Task to carry out: Keep each entry exactly as written when you repeat it, and skip the images.

Records for this exercise:

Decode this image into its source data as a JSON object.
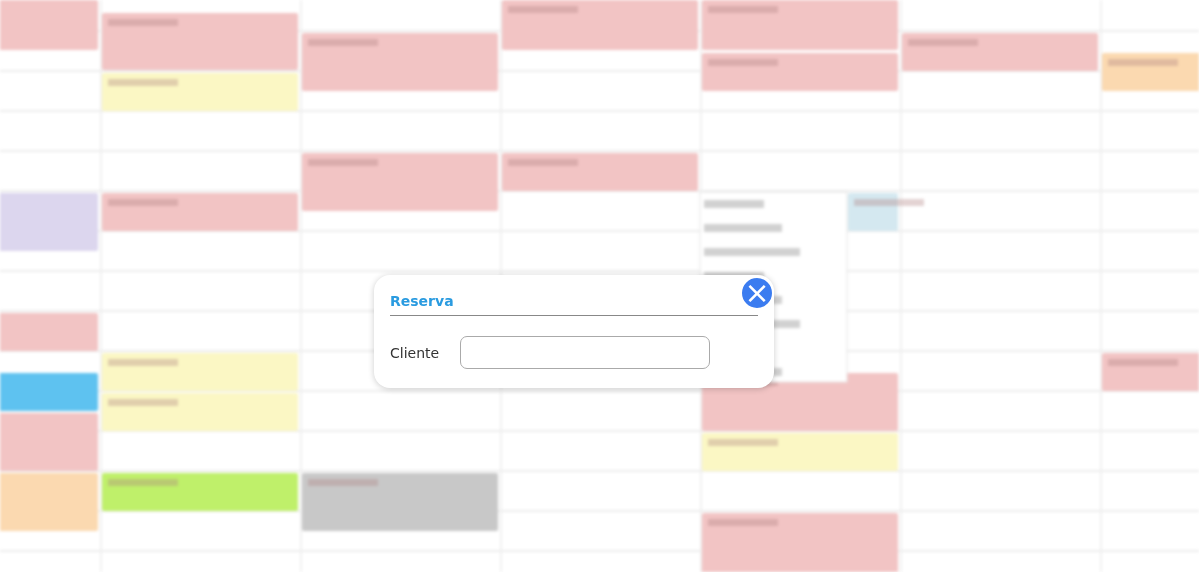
{
  "dialog": {
    "title": "Reserva",
    "close_label": "×",
    "fields": [
      {
        "label": "Cliente"
      }
    ]
  }
}
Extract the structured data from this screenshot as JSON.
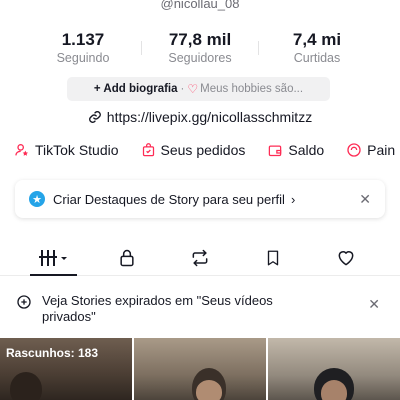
{
  "profile": {
    "handle": "@nicollau_08",
    "stats": [
      {
        "value": "1.137",
        "label": "Seguindo"
      },
      {
        "value": "77,8 mil",
        "label": "Seguidores"
      },
      {
        "value": "7,4 mi",
        "label": "Curtidas"
      }
    ],
    "bio": {
      "add_label": "+ Add biografia",
      "separator": "·",
      "hobbies_label": "Meus hobbies são..."
    },
    "link": "https://livepix.gg/nicollasschmitzz"
  },
  "quick_actions": [
    {
      "label": "TikTok Studio",
      "icon": "person-star-icon"
    },
    {
      "label": "Seus pedidos",
      "icon": "bag-icon"
    },
    {
      "label": "Saldo",
      "icon": "wallet-icon"
    },
    {
      "label": "Pain",
      "icon": "panel-icon"
    }
  ],
  "story_banner": {
    "text": "Criar Destaques de Story para seu perfil",
    "chevron": "›",
    "close": "✕"
  },
  "tabs": [
    {
      "name": "videos",
      "icon": "grid-icon",
      "active": true
    },
    {
      "name": "private",
      "icon": "lock-icon",
      "active": false
    },
    {
      "name": "reposts",
      "icon": "repost-icon",
      "active": false
    },
    {
      "name": "favorites",
      "icon": "bookmark-icon",
      "active": false
    },
    {
      "name": "liked",
      "icon": "heart-icon",
      "active": false
    }
  ],
  "notice": {
    "text": "Veja Stories expirados em \"Seus vídeos privados\"",
    "close": "✕"
  },
  "grid": {
    "drafts_label": "Rascunhos: 183"
  },
  "colors": {
    "accent_red": "#fe2c55",
    "text": "#161823",
    "muted": "#8a8b91",
    "story_blue": "#25a4e8"
  }
}
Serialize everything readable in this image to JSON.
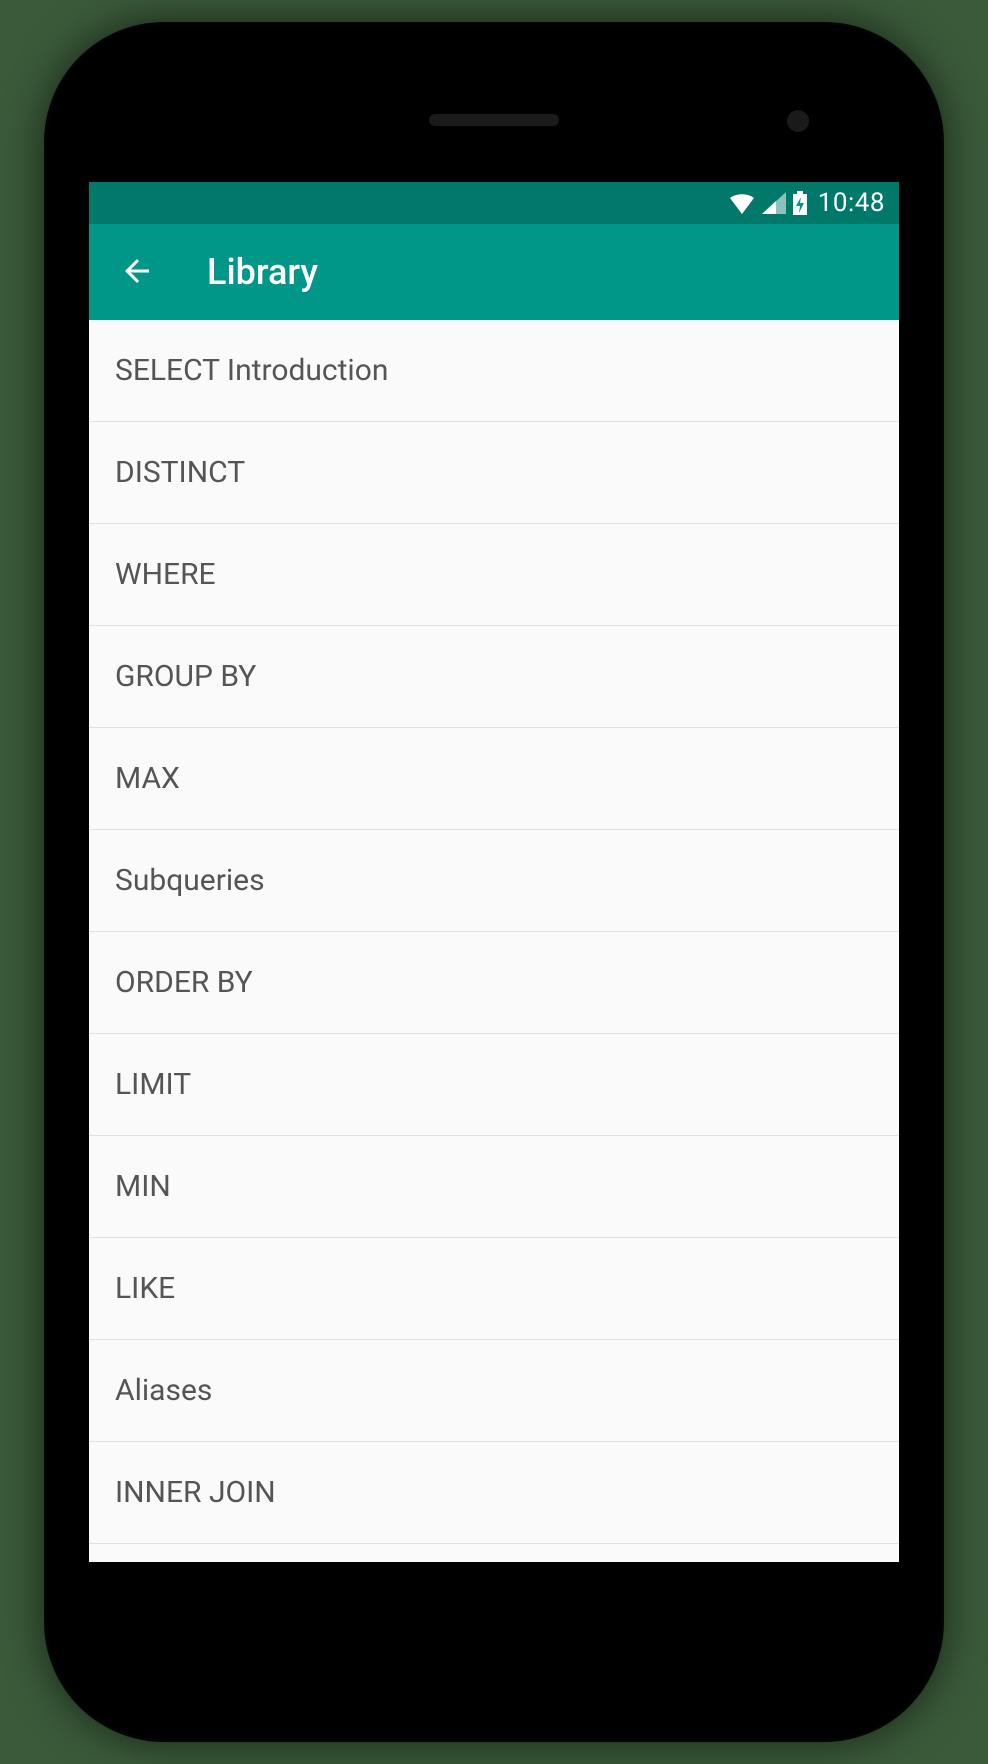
{
  "statusbar": {
    "time": "10:48"
  },
  "appbar": {
    "title": "Library"
  },
  "list": {
    "items": [
      {
        "label": "SELECT Introduction"
      },
      {
        "label": "DISTINCT"
      },
      {
        "label": "WHERE"
      },
      {
        "label": "GROUP BY"
      },
      {
        "label": "MAX"
      },
      {
        "label": "Subqueries"
      },
      {
        "label": "ORDER BY"
      },
      {
        "label": "LIMIT"
      },
      {
        "label": "MIN"
      },
      {
        "label": "LIKE"
      },
      {
        "label": "Aliases"
      },
      {
        "label": "INNER JOIN"
      }
    ]
  }
}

Solution for this task:
Decode this image into its source data as a JSON object.
{
  "dialog": {
    "title": "Reserva",
    "close_label": "×",
    "fields": [
      {
        "label": "Cliente"
      }
    ]
  }
}
Extract the structured data from this screenshot as JSON.
{
  "profile": {
    "handle": "@nicollau_08",
    "stats": [
      {
        "value": "1.137",
        "label": "Seguindo"
      },
      {
        "value": "77,8 mil",
        "label": "Seguidores"
      },
      {
        "value": "7,4 mi",
        "label": "Curtidas"
      }
    ],
    "bio": {
      "add_label": "+ Add biografia",
      "separator": "·",
      "hobbies_label": "Meus hobbies são..."
    },
    "link": "https://livepix.gg/nicollasschmitzz"
  },
  "quick_actions": [
    {
      "label": "TikTok Studio",
      "icon": "person-star-icon"
    },
    {
      "label": "Seus pedidos",
      "icon": "bag-icon"
    },
    {
      "label": "Saldo",
      "icon": "wallet-icon"
    },
    {
      "label": "Pain",
      "icon": "panel-icon"
    }
  ],
  "story_banner": {
    "text": "Criar Destaques de Story para seu perfil",
    "chevron": "›",
    "close": "✕"
  },
  "tabs": [
    {
      "name": "videos",
      "icon": "grid-icon",
      "active": true
    },
    {
      "name": "private",
      "icon": "lock-icon",
      "active": false
    },
    {
      "name": "reposts",
      "icon": "repost-icon",
      "active": false
    },
    {
      "name": "favorites",
      "icon": "bookmark-icon",
      "active": false
    },
    {
      "name": "liked",
      "icon": "heart-icon",
      "active": false
    }
  ],
  "notice": {
    "text": "Veja Stories expirados em \"Seus vídeos privados\"",
    "close": "✕"
  },
  "grid": {
    "drafts_label": "Rascunhos: 183"
  },
  "colors": {
    "accent_red": "#fe2c55",
    "text": "#161823",
    "muted": "#8a8b91",
    "story_blue": "#25a4e8"
  }
}
Serialize everything readable in this image to JSON.
{
  "statusbar": {
    "time": "10:48"
  },
  "appbar": {
    "title": "Library"
  },
  "list": {
    "items": [
      {
        "label": "SELECT Introduction"
      },
      {
        "label": "DISTINCT"
      },
      {
        "label": "WHERE"
      },
      {
        "label": "GROUP BY"
      },
      {
        "label": "MAX"
      },
      {
        "label": "Subqueries"
      },
      {
        "label": "ORDER BY"
      },
      {
        "label": "LIMIT"
      },
      {
        "label": "MIN"
      },
      {
        "label": "LIKE"
      },
      {
        "label": "Aliases"
      },
      {
        "label": "INNER JOIN"
      }
    ]
  }
}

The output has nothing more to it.